• **Work request**: With no addition or omission, return the entries below.

BEGIN Data excerpts

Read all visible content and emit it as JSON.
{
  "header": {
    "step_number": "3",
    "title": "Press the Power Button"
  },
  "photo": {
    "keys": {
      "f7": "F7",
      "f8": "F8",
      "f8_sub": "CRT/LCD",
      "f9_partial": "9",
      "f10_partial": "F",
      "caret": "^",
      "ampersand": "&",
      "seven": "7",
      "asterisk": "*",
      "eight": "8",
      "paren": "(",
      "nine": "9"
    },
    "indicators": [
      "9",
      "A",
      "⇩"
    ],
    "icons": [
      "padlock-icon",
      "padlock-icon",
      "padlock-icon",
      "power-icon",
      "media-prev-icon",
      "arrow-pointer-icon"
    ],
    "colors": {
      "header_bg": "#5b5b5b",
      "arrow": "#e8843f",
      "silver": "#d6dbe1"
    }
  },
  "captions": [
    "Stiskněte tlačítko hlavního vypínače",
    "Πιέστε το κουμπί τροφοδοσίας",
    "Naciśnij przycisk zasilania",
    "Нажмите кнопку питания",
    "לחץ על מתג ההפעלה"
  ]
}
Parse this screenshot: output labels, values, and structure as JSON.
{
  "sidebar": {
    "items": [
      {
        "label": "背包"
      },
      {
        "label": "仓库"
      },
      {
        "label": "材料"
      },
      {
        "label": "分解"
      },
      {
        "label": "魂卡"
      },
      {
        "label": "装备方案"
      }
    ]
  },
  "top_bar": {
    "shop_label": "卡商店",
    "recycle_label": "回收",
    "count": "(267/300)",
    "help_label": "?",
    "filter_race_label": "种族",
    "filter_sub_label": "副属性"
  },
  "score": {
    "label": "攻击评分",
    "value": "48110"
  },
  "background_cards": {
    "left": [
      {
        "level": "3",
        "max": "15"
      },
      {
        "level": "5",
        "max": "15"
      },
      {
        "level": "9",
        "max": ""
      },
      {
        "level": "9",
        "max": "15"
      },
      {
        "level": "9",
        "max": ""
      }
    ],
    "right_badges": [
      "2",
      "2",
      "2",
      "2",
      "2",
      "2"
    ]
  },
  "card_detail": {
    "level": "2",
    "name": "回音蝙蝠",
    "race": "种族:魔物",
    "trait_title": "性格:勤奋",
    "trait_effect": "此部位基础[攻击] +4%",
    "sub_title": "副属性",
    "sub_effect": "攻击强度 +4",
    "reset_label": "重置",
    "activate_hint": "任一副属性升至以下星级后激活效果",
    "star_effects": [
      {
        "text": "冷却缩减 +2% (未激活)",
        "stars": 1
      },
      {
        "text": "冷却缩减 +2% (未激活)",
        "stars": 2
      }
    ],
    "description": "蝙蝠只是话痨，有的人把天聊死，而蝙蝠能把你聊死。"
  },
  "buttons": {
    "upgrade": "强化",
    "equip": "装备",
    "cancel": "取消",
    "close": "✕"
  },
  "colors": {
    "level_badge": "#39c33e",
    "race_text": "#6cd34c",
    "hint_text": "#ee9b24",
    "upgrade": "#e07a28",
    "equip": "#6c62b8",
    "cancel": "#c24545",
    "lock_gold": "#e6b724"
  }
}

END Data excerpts

• **Exercise solution**:
Read all visible content and emit it as JSON.
{
  "header": {
    "step_number": "3",
    "title": "Press the Power Button"
  },
  "photo": {
    "keys": {
      "f7": "F7",
      "f8": "F8",
      "f8_sub": "CRT/LCD",
      "f9_partial": "9",
      "f10_partial": "F",
      "caret": "^",
      "ampersand": "&",
      "seven": "7",
      "asterisk": "*",
      "eight": "8",
      "paren": "(",
      "nine": "9"
    },
    "indicators": [
      "9",
      "A",
      "⇩"
    ],
    "icons": [
      "padlock-icon",
      "padlock-icon",
      "padlock-icon",
      "power-icon",
      "media-prev-icon",
      "arrow-pointer-icon"
    ],
    "colors": {
      "header_bg": "#5b5b5b",
      "arrow": "#e8843f",
      "silver": "#d6dbe1"
    }
  },
  "captions": [
    "Stiskněte tlačítko hlavního vypínače",
    "Πιέστε το κουμπί τροφοδοσίας",
    "Naciśnij przycisk zasilania",
    "Нажмите кнопку питания",
    "לחץ על מתג ההפעלה"
  ]
}
Parse this screenshot: output labels, values, and structure as JSON.
{
  "sidebar": {
    "items": [
      {
        "label": "背包"
      },
      {
        "label": "仓库"
      },
      {
        "label": "材料"
      },
      {
        "label": "分解"
      },
      {
        "label": "魂卡"
      },
      {
        "label": "装备方案"
      }
    ]
  },
  "top_bar": {
    "shop_label": "卡商店",
    "recycle_label": "回收",
    "count": "(267/300)",
    "help_label": "?",
    "filter_race_label": "种族",
    "filter_sub_label": "副属性"
  },
  "score": {
    "label": "攻击评分",
    "value": "48110"
  },
  "background_cards": {
    "left": [
      {
        "level": "3",
        "max": "15"
      },
      {
        "level": "5",
        "max": "15"
      },
      {
        "level": "9",
        "max": ""
      },
      {
        "level": "9",
        "max": "15"
      },
      {
        "level": "9",
        "max": ""
      }
    ],
    "right_badges": [
      "2",
      "2",
      "2",
      "2",
      "2",
      "2"
    ]
  },
  "card_detail": {
    "level": "2",
    "name": "回音蝙蝠",
    "race": "种族:魔物",
    "trait_title": "性格:勤奋",
    "trait_effect": "此部位基础[攻击] +4%",
    "sub_title": "副属性",
    "sub_effect": "攻击强度 +4",
    "reset_label": "重置",
    "activate_hint": "任一副属性升至以下星级后激活效果",
    "star_effects": [
      {
        "text": "冷却缩减 +2% (未激活)",
        "stars": 1
      },
      {
        "text": "冷却缩减 +2% (未激活)",
        "stars": 2
      }
    ],
    "description": "蝙蝠只是话痨，有的人把天聊死，而蝙蝠能把你聊死。"
  },
  "buttons": {
    "upgrade": "强化",
    "equip": "装备",
    "cancel": "取消",
    "close": "✕"
  },
  "colors": {
    "level_badge": "#39c33e",
    "race_text": "#6cd34c",
    "hint_text": "#ee9b24",
    "upgrade": "#e07a28",
    "equip": "#6c62b8",
    "cancel": "#c24545",
    "lock_gold": "#e6b724"
  }
}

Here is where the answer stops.